New research into the behavior of hunter-gatherer societies has revealed that both ancient and modern communities can have a stabilizing effect on local ecosystems.
The research study, headed by Jennifer Dunne; the Vice President for Science of the Santa Fe Institute, revolved around the inhabitants of Sanak Island, one of Alaska’s Aleutian Islands. Dunne’s team discovered that while historically the local Aleut people might have survived by being super-generalist predators, their actions when it came to food gathering had a positive effect on the ecosystem overall.
In a press release from the Santa Fe Institute, Dunne remarked that this new research project is the first of its kind to incorporate humanity in ecological network data gathering. This allowed the team to discover how complex ecological networks are impacted by human behavior and the roles humanity can play, especially when it comes to sustainability.

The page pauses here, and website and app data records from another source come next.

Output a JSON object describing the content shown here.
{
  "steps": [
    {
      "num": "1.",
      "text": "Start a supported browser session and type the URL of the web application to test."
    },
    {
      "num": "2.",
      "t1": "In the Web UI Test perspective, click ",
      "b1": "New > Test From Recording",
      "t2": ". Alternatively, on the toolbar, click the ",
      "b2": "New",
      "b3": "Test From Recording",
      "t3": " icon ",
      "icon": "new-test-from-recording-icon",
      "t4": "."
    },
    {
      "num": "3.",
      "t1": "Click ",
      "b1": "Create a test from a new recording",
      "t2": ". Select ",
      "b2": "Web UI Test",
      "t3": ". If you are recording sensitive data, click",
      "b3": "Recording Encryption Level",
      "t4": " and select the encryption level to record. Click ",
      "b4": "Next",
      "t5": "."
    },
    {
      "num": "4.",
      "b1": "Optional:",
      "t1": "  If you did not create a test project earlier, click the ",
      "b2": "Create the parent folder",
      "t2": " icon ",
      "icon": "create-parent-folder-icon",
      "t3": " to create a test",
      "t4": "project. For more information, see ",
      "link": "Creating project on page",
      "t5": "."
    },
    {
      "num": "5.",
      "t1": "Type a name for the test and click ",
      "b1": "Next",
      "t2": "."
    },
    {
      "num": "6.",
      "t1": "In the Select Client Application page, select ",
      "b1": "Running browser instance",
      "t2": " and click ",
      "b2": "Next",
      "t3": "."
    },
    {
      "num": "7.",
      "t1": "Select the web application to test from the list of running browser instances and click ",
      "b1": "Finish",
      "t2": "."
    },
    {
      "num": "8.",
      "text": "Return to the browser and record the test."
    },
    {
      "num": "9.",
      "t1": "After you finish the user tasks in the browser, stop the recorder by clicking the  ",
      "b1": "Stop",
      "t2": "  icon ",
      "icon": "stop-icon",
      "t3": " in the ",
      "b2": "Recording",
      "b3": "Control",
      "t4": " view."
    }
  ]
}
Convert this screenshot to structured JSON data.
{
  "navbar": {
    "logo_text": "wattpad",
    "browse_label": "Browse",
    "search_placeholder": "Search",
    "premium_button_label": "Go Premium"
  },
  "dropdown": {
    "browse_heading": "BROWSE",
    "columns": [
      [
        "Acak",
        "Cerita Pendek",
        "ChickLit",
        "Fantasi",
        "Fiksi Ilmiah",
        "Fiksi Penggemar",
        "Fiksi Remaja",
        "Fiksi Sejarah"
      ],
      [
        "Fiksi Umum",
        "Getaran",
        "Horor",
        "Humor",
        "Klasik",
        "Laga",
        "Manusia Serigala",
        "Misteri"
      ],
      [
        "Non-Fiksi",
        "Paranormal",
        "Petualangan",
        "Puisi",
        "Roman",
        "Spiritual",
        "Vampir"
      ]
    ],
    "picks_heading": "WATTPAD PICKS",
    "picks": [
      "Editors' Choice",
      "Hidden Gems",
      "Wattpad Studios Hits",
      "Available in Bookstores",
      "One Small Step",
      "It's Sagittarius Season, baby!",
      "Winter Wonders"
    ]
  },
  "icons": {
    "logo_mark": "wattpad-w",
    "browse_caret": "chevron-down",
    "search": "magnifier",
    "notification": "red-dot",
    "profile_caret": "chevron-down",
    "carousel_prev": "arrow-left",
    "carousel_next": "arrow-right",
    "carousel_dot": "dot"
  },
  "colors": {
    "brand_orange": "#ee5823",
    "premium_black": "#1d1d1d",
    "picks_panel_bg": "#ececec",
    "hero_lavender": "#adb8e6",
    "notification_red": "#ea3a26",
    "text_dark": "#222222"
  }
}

The Sanak Aleuts have inhabited the region for approximately 7,000 years, and in that time they’ve relied upon the mammal and fish populations in the waters around the island, supplementing their diet with algae and shellfish as well. Through a combination of ecological data-gathering, collecting oral history accounts from elder Aleut community members and taking a catalog of the shells and bones discarded in midden heaps, team members say they have constructed a detailed image of local marine food webs.
The data revealed that the Aleut fed on around 25 percent of the species they had access to – a figure that dwarfed the other predators nearby. Such a varied diet put the Aleut in a category of super-generalist predator; like other species with the classification, the local community would routinely switch their favored prey whenever its population decreased or if the environmental conditions blocked access. Food webs with prey-switching predators rarely experience extinctions, thanks to the stabilizing nature of a predator backing off of a dwindling prey population, according to Dunne.

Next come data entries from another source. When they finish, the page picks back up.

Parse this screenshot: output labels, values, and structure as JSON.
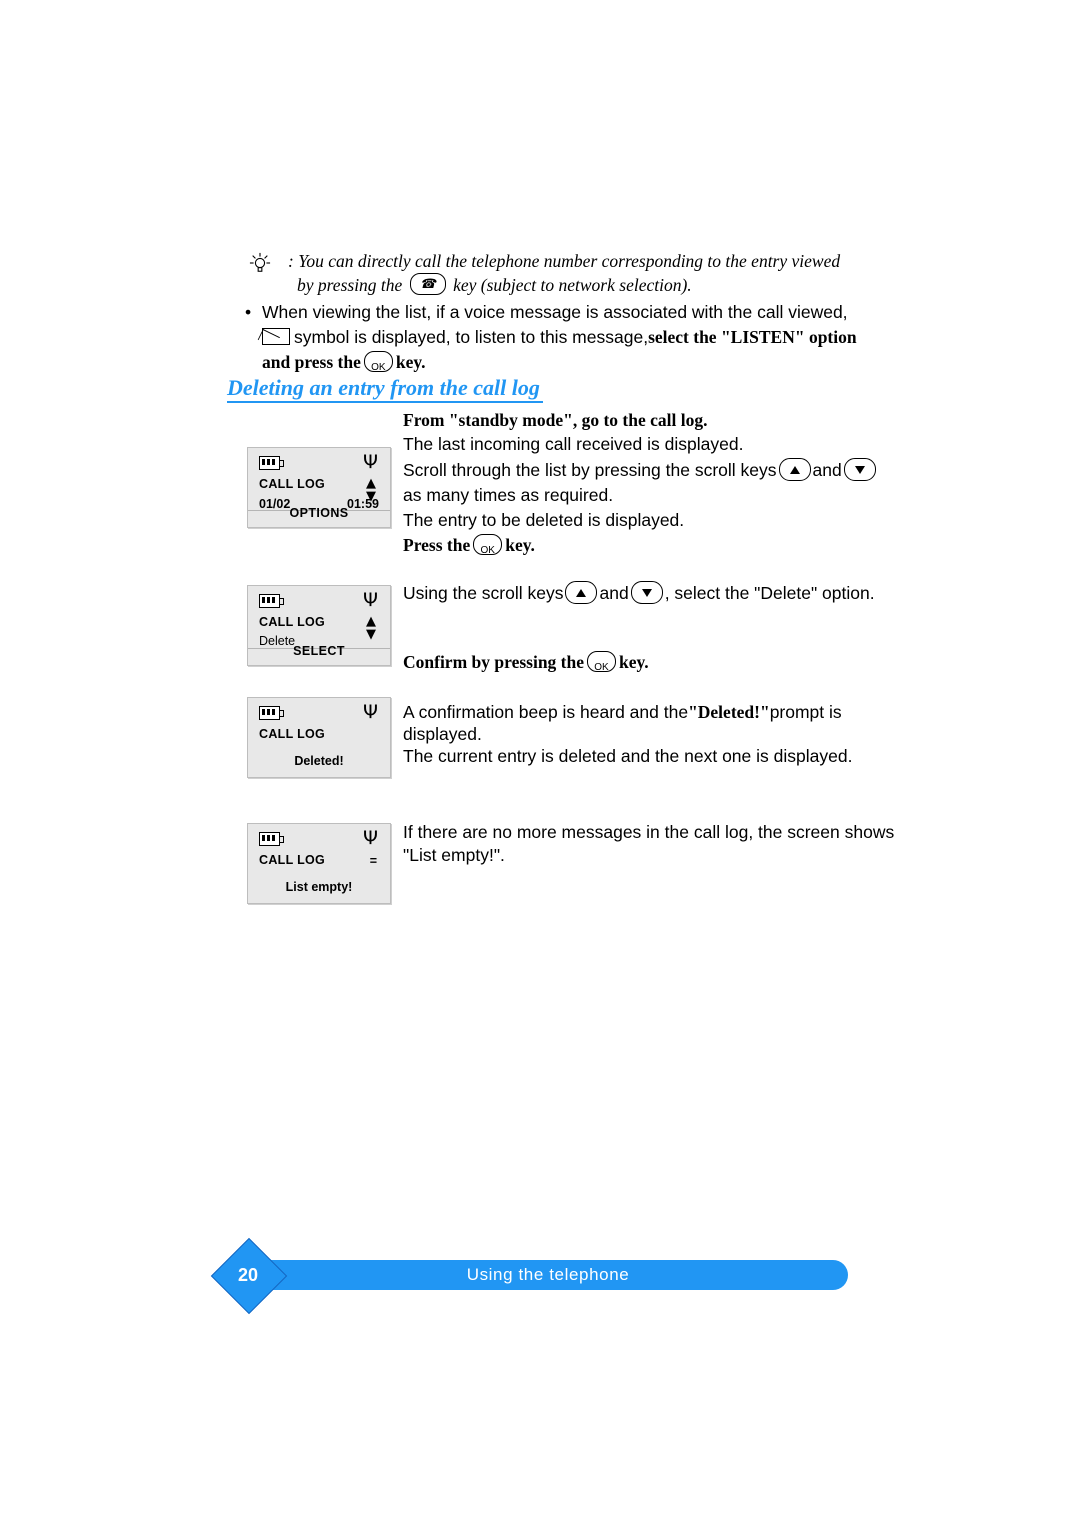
{
  "intro": {
    "tip_icon": "lightbulb-icon",
    "line1": ": You can directly call the telephone number corresponding to the entry viewed",
    "line2_before": "by pressing the",
    "phone_key_icon": "phone-handset-icon",
    "line2_after": "key (subject to network selection)."
  },
  "bullets": [
    {
      "marker": "•",
      "text": "When viewing the list, if a voice message is associated with the call viewed,"
    }
  ],
  "bullet_line2": {
    "envelope_icon": "envelope-icon",
    "text_before": "symbol is displayed, to listen to this message,",
    "bold_text": "select the \"LISTEN\" option"
  },
  "bullet_line3": {
    "bold_before": "and press the",
    "ok_key": "OK",
    "bold_after": "key."
  },
  "heading": "Deleting an entry from the call log",
  "steps": {
    "s1_bold": "From \"standby mode\", go to the call log.",
    "s2": "The last incoming call received is displayed.",
    "s3_before": "Scroll through the list by pressing the scroll keys",
    "s3_mid": "and",
    "s3_after": "as many times as required.",
    "s4": "The entry to be deleted is displayed.",
    "s5_before": "Press the",
    "s5_ok": "OK",
    "s5_after": "key.",
    "s6_before": "Using the scroll keys",
    "s6_mid": "and",
    "s6_after": ", select the \"Delete\" option.",
    "s7_before": "Confirm by pressing the",
    "s7_ok": "OK",
    "s7_after": "key.",
    "s8_before": "A confirmation beep is heard and the",
    "s8_bold": "\"Deleted!\"",
    "s8_after": "prompt is",
    "s8_line2": "displayed.",
    "s9": "The current entry is deleted and the next one is displayed.",
    "s10_line1": "If there are no more messages in the call log, the screen shows",
    "s10_line2": "\"List empty!\"."
  },
  "screens": [
    {
      "name": "call-log-options",
      "battery_icon": "battery-icon",
      "signal_icon": "antenna-icon",
      "title": "CALL LOG",
      "updown_icon": "up-down-arrows",
      "left_value": "01/02",
      "right_value": "01:59",
      "softkey": "OPTIONS"
    },
    {
      "name": "call-log-delete",
      "battery_icon": "battery-icon",
      "signal_icon": "antenna-icon",
      "title": "CALL LOG",
      "updown_icon": "up-down-arrows",
      "sub": "Delete",
      "softkey": "SELECT"
    },
    {
      "name": "call-log-deleted",
      "battery_icon": "battery-icon",
      "signal_icon": "antenna-icon",
      "title": "CALL LOG",
      "center": "Deleted!"
    },
    {
      "name": "call-log-empty",
      "battery_icon": "battery-icon",
      "signal_icon": "antenna-icon",
      "title": "CALL LOG",
      "updown_icon": "=",
      "center": "List empty!"
    }
  ],
  "footer": {
    "page_number": "20",
    "section_title": "Using the telephone",
    "accent_color": "#2196f3"
  }
}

Even the advantages that the Aleut’s human ingenuity provided over non-human predators did not seem to strain the local food webs, according to the research study. The simple but effective technologies employed, such as kayaks, spears, and fish hooks were found to aid in the Aleut’s ability to hunt, but these more intensive hunting methods, as long as they were localized to a small number of prey species, were unlikely to cause much extinction. This, plus the regular prey-switching, helped to spread out the pressure on the local food web – something that is not present in modern fishing endeavors, the scientist pointed out.
The research study, which was recently published in the journal Scientific Reports, can be found online here
Image courtesy of Santa Fe Institute